Producers will have a long road ahead of them in regaining lost Japanese beef market share after a Japanese announcement of trade resumption. The U.S. Meat Export Federation forecasts only 100,000 to 120,000 metric tons of meat will be traded in 2006.
The market has been closed since Dec. 23, 2003 with the first U.S. confirmed case of bovine spongiform encephalopathy. Industry leaders say trade won't reach pre-BSE levels until at least 2008. And even then it is necessary trade requirements move to recognized international standards of at least allowing beef from cattle 30 months or younger. The current agreement allows for cattle only 20 months or younger who are age and source verified.
USMEF Chief Executive Officer and President Phil Seng says the first shipment of meat to Japan is scheduled for Dec. 17th leaving from Denver. It will arrive in Japan on Dec. 18th, with a small welcome ceremony for the first U.S. beef shipment for nearly two years.
Japan is also sending a team from Japan to the United States this week to inspect U.S. plant facilities. The teams will provide a report to the Japanese government Dec. 26. Seng says a positive report will be a "big catalyst of confidence" for Japanese consumers and the government in the safety of U.S. beef.
Contrary to media reports, Seng says a latest Japanese consumer survey finds only 25% of the population is concerned about the risk of BSE. USMEF plans to do increase public relations and marketing activities to continue pushing the quality of U.S. beef. USMEF is pushing 17 new cuts made from the chuck and rounds to provide lower cost U.S. beef alternatives in Japanese meat cases.
Few animals ready for source verification requirements
According to Monday's announcement, Japan will now only accept beef and beef products from animals that are 20 months of age or younger. USDA has estimated that about 35% of the U.S. herd could qualify under this limitation, and specific requirements must be met through a U.S. government verification program before the beef is eligible for export.
Seng explains that his packers report the percent of the herd able to meet the requirements is closer to 15%. He explains that current birth records will allow 10-12% of cattle and another 3-5% can be age verified with the A40 grading technique.
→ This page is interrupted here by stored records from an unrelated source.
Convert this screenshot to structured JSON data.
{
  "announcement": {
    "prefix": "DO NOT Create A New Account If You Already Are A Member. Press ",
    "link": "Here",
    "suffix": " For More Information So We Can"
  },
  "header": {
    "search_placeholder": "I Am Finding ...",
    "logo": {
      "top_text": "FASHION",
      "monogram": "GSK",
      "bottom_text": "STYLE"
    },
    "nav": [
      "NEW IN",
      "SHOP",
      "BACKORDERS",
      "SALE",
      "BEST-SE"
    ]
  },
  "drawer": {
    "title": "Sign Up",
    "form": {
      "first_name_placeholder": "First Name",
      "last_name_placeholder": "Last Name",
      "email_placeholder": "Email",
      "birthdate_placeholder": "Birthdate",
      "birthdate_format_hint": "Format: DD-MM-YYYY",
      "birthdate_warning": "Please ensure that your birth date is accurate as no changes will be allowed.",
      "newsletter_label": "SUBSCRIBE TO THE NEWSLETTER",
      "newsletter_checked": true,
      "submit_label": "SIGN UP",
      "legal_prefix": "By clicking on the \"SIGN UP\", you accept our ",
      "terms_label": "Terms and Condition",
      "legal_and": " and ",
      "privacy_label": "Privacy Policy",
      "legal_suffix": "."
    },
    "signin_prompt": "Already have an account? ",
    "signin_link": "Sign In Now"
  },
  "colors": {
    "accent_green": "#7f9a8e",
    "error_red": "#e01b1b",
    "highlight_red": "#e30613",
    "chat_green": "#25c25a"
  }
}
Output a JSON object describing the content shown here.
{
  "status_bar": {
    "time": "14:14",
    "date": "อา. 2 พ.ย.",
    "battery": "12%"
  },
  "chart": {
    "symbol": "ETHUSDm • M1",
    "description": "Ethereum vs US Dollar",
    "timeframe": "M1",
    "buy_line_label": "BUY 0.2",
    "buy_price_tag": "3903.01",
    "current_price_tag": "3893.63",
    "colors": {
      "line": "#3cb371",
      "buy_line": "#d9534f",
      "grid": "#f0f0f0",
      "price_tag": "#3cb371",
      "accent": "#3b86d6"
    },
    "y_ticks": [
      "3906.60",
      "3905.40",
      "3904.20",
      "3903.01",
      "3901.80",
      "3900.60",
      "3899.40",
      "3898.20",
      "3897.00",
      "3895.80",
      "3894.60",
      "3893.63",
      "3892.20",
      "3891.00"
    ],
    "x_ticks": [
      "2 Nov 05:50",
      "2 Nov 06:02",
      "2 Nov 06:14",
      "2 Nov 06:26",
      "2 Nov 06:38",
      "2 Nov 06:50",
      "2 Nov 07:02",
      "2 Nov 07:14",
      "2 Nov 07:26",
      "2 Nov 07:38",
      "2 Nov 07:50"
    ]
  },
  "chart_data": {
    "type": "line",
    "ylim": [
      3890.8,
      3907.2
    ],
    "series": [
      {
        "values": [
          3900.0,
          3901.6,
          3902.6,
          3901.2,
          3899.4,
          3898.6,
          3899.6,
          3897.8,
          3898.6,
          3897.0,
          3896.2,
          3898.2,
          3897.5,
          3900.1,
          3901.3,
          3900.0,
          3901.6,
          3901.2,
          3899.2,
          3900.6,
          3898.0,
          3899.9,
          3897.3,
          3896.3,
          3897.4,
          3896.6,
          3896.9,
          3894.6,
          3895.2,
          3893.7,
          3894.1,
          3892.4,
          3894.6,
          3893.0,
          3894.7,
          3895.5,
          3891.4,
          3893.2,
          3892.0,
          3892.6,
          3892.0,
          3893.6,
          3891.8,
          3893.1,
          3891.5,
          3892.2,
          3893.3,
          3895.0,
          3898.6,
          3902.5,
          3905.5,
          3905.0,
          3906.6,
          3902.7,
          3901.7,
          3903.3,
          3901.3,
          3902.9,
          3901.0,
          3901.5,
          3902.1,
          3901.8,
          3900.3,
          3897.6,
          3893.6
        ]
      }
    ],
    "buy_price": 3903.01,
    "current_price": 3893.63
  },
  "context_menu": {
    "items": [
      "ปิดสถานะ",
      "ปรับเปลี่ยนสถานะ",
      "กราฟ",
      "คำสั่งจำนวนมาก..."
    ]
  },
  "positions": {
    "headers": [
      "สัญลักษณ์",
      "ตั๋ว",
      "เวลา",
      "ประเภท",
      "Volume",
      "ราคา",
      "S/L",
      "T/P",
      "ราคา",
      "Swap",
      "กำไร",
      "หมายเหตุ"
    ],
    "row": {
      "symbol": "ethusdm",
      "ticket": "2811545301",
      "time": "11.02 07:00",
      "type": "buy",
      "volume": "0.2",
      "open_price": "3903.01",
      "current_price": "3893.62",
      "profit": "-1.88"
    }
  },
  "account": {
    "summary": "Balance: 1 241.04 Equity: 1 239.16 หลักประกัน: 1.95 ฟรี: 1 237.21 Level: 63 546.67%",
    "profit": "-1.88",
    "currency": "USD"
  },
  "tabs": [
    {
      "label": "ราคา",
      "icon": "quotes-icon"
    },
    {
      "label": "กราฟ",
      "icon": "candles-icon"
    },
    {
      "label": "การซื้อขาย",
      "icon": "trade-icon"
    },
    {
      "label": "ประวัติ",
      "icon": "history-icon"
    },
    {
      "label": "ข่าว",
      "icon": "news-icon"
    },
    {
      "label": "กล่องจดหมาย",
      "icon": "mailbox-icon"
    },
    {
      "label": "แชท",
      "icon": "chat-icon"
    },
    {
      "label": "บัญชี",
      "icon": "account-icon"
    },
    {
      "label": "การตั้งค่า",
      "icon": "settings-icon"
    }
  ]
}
More cattle are expected to come on board in March with the new calving season.
U.S. producers can apply for approval of their own USDA QSA Program for age verification or have their cattle enrolled in one of the approved age verification programs, listed online at www.ams.usda.gov/lsg/arc/qsap.htm or http://processverified.usda.gov/.